Website and app data records
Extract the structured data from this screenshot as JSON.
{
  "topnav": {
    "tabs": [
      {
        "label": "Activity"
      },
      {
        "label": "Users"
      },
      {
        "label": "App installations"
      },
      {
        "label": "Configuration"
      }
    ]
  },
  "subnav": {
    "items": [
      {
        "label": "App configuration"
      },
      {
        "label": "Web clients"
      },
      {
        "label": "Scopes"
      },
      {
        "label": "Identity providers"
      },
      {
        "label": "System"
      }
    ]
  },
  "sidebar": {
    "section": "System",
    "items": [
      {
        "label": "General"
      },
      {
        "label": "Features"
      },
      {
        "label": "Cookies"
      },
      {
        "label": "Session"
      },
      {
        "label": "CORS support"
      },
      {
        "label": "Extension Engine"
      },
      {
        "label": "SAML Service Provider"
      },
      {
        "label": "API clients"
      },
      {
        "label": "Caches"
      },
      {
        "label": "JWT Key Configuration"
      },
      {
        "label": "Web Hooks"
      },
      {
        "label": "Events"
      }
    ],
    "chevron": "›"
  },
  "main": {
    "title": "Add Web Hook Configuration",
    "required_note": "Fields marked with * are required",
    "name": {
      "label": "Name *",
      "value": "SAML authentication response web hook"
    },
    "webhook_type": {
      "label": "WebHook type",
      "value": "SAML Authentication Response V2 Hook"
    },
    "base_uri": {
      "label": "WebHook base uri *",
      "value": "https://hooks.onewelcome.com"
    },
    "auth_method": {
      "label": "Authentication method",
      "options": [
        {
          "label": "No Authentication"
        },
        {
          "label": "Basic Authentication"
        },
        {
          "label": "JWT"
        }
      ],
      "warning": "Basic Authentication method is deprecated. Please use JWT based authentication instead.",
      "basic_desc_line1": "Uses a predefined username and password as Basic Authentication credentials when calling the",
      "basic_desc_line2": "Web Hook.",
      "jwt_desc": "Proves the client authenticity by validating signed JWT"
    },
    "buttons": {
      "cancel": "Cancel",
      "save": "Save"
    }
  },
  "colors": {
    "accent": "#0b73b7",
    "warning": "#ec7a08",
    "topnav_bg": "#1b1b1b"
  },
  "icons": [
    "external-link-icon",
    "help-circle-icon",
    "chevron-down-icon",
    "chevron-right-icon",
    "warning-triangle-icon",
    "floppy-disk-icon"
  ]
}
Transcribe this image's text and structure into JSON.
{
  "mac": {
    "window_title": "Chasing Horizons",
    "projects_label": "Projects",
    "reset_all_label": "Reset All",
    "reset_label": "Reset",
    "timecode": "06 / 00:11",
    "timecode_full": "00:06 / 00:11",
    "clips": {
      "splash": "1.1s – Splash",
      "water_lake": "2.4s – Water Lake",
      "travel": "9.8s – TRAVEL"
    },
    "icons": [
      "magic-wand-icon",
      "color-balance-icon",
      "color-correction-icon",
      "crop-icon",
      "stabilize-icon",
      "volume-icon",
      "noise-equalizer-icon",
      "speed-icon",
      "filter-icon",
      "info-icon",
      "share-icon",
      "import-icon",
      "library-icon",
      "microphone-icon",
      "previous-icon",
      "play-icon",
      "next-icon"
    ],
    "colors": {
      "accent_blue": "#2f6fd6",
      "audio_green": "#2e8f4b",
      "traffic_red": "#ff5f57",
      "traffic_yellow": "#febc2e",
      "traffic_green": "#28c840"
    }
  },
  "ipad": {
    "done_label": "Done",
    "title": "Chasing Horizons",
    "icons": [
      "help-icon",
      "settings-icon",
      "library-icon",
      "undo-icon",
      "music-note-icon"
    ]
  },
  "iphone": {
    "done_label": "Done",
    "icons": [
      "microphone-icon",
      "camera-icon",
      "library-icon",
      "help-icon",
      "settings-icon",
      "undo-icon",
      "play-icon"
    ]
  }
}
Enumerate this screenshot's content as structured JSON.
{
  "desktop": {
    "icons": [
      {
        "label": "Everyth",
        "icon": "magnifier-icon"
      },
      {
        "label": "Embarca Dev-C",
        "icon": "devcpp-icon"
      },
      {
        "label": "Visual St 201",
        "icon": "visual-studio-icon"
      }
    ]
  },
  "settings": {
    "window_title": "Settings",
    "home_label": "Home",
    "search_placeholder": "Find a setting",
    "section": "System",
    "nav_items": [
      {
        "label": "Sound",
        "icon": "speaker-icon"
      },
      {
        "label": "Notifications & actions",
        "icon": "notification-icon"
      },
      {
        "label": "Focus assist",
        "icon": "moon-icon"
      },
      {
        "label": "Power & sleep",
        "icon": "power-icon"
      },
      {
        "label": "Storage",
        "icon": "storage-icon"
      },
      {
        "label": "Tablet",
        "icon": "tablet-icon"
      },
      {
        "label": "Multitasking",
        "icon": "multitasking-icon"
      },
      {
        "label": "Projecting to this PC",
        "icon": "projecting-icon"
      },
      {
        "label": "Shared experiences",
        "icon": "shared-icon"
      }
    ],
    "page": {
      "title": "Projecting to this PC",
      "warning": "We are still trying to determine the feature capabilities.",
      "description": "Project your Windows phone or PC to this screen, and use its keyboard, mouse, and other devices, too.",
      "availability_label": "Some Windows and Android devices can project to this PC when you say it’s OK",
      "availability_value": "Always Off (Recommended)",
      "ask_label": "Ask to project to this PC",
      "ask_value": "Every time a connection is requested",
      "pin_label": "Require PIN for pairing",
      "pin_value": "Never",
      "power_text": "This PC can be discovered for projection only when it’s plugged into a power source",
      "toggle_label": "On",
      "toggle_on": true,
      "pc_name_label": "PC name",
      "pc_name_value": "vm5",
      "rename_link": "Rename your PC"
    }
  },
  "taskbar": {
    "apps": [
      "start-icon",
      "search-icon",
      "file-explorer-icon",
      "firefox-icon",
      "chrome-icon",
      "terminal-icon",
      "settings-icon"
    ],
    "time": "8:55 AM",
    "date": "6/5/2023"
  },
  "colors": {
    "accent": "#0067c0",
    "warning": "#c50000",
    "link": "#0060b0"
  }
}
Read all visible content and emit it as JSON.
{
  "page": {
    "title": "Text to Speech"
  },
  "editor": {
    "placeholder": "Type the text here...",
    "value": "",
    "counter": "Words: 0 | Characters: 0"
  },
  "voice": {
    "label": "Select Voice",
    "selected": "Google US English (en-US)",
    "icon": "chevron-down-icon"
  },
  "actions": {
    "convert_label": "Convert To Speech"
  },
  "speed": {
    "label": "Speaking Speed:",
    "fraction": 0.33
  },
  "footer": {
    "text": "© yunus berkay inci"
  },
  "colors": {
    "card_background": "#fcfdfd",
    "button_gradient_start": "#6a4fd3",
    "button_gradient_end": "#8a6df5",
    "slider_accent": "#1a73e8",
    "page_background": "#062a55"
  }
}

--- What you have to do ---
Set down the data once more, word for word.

--- Written reply ---
Extract the structured data from this screenshot as JSON.
{
  "topnav": {
    "tabs": [
      {
        "label": "Activity"
      },
      {
        "label": "Users"
      },
      {
        "label": "App installations"
      },
      {
        "label": "Configuration"
      }
    ]
  },
  "subnav": {
    "items": [
      {
        "label": "App configuration"
      },
      {
        "label": "Web clients"
      },
      {
        "label": "Scopes"
      },
      {
        "label": "Identity providers"
      },
      {
        "label": "System"
      }
    ]
  },
  "sidebar": {
    "section": "System",
    "items": [
      {
        "label": "General"
      },
      {
        "label": "Features"
      },
      {
        "label": "Cookies"
      },
      {
        "label": "Session"
      },
      {
        "label": "CORS support"
      },
      {
        "label": "Extension Engine"
      },
      {
        "label": "SAML Service Provider"
      },
      {
        "label": "API clients"
      },
      {
        "label": "Caches"
      },
      {
        "label": "JWT Key Configuration"
      },
      {
        "label": "Web Hooks"
      },
      {
        "label": "Events"
      }
    ],
    "chevron": "›"
  },
  "main": {
    "title": "Add Web Hook Configuration",
    "required_note": "Fields marked with * are required",
    "name": {
      "label": "Name *",
      "value": "SAML authentication response web hook"
    },
    "webhook_type": {
      "label": "WebHook type",
      "value": "SAML Authentication Response V2 Hook"
    },
    "base_uri": {
      "label": "WebHook base uri *",
      "value": "https://hooks.onewelcome.com"
    },
    "auth_method": {
      "label": "Authentication method",
      "options": [
        {
          "label": "No Authentication"
        },
        {
          "label": "Basic Authentication"
        },
        {
          "label": "JWT"
        }
      ],
      "warning": "Basic Authentication method is deprecated. Please use JWT based authentication instead.",
      "basic_desc_line1": "Uses a predefined username and password as Basic Authentication credentials when calling the",
      "basic_desc_line2": "Web Hook.",
      "jwt_desc": "Proves the client authenticity by validating signed JWT"
    },
    "buttons": {
      "cancel": "Cancel",
      "save": "Save"
    }
  },
  "colors": {
    "accent": "#0b73b7",
    "warning": "#ec7a08",
    "topnav_bg": "#1b1b1b"
  },
  "icons": [
    "external-link-icon",
    "help-circle-icon",
    "chevron-down-icon",
    "chevron-right-icon",
    "warning-triangle-icon",
    "floppy-disk-icon"
  ]
}
Transcribe this image's text and structure into JSON.
{
  "mac": {
    "window_title": "Chasing Horizons",
    "projects_label": "Projects",
    "reset_all_label": "Reset All",
    "reset_label": "Reset",
    "timecode": "06 / 00:11",
    "timecode_full": "00:06 / 00:11",
    "clips": {
      "splash": "1.1s – Splash",
      "water_lake": "2.4s – Water Lake",
      "travel": "9.8s – TRAVEL"
    },
    "icons": [
      "magic-wand-icon",
      "color-balance-icon",
      "color-correction-icon",
      "crop-icon",
      "stabilize-icon",
      "volume-icon",
      "noise-equalizer-icon",
      "speed-icon",
      "filter-icon",
      "info-icon",
      "share-icon",
      "import-icon",
      "library-icon",
      "microphone-icon",
      "previous-icon",
      "play-icon",
      "next-icon"
    ],
    "colors": {
      "accent_blue": "#2f6fd6",
      "audio_green": "#2e8f4b",
      "traffic_red": "#ff5f57",
      "traffic_yellow": "#febc2e",
      "traffic_green": "#28c840"
    }
  },
  "ipad": {
    "done_label": "Done",
    "title": "Chasing Horizons",
    "icons": [
      "help-icon",
      "settings-icon",
      "library-icon",
      "undo-icon",
      "music-note-icon"
    ]
  },
  "iphone": {
    "done_label": "Done",
    "icons": [
      "microphone-icon",
      "camera-icon",
      "library-icon",
      "help-icon",
      "settings-icon",
      "undo-icon",
      "play-icon"
    ]
  }
}
Enumerate this screenshot's content as structured JSON.
{
  "desktop": {
    "icons": [
      {
        "label": "Everyth",
        "icon": "magnifier-icon"
      },
      {
        "label": "Embarca Dev-C",
        "icon": "devcpp-icon"
      },
      {
        "label": "Visual St 201",
        "icon": "visual-studio-icon"
      }
    ]
  },
  "settings": {
    "window_title": "Settings",
    "home_label": "Home",
    "search_placeholder": "Find a setting",
    "section": "System",
    "nav_items": [
      {
        "label": "Sound",
        "icon": "speaker-icon"
      },
      {
        "label": "Notifications & actions",
        "icon": "notification-icon"
      },
      {
        "label": "Focus assist",
        "icon": "moon-icon"
      },
      {
        "label": "Power & sleep",
        "icon": "power-icon"
      },
      {
        "label": "Storage",
        "icon": "storage-icon"
      },
      {
        "label": "Tablet",
        "icon": "tablet-icon"
      },
      {
        "label": "Multitasking",
        "icon": "multitasking-icon"
      },
      {
        "label": "Projecting to this PC",
        "icon": "projecting-icon"
      },
      {
        "label": "Shared experiences",
        "icon": "shared-icon"
      }
    ],
    "page": {
      "title": "Projecting to this PC",
      "warning": "We are still trying to determine the feature capabilities.",
      "description": "Project your Windows phone or PC to this screen, and use its keyboard, mouse, and other devices, too.",
      "availability_label": "Some Windows and Android devices can project to this PC when you say it’s OK",
      "availability_value": "Always Off (Recommended)",
      "ask_label": "Ask to project to this PC",
      "ask_value": "Every time a connection is requested",
      "pin_label": "Require PIN for pairing",
      "pin_value": "Never",
      "power_text": "This PC can be discovered for projection only when it’s plugged into a power source",
      "toggle_label": "On",
      "toggle_on": true,
      "pc_name_label": "PC name",
      "pc_name_value": "vm5",
      "rename_link": "Rename your PC"
    }
  },
  "taskbar": {
    "apps": [
      "start-icon",
      "search-icon",
      "file-explorer-icon",
      "firefox-icon",
      "chrome-icon",
      "terminal-icon",
      "settings-icon"
    ],
    "time": "8:55 AM",
    "date": "6/5/2023"
  },
  "colors": {
    "accent": "#0067c0",
    "warning": "#c50000",
    "link": "#0060b0"
  }
}
Read all visible content and emit it as JSON.
{
  "page": {
    "title": "Text to Speech"
  },
  "editor": {
    "placeholder": "Type the text here...",
    "value": "",
    "counter": "Words: 0 | Characters: 0"
  },
  "voice": {
    "label": "Select Voice",
    "selected": "Google US English (en-US)",
    "icon": "chevron-down-icon"
  },
  "actions": {
    "convert_label": "Convert To Speech"
  },
  "speed": {
    "label": "Speaking Speed:",
    "fraction": 0.33
  },
  "footer": {
    "text": "© yunus berkay inci"
  },
  "colors": {
    "card_background": "#fcfdfd",
    "button_gradient_start": "#6a4fd3",
    "button_gradient_end": "#8a6df5",
    "slider_accent": "#1a73e8",
    "page_background": "#062a55"
  }
}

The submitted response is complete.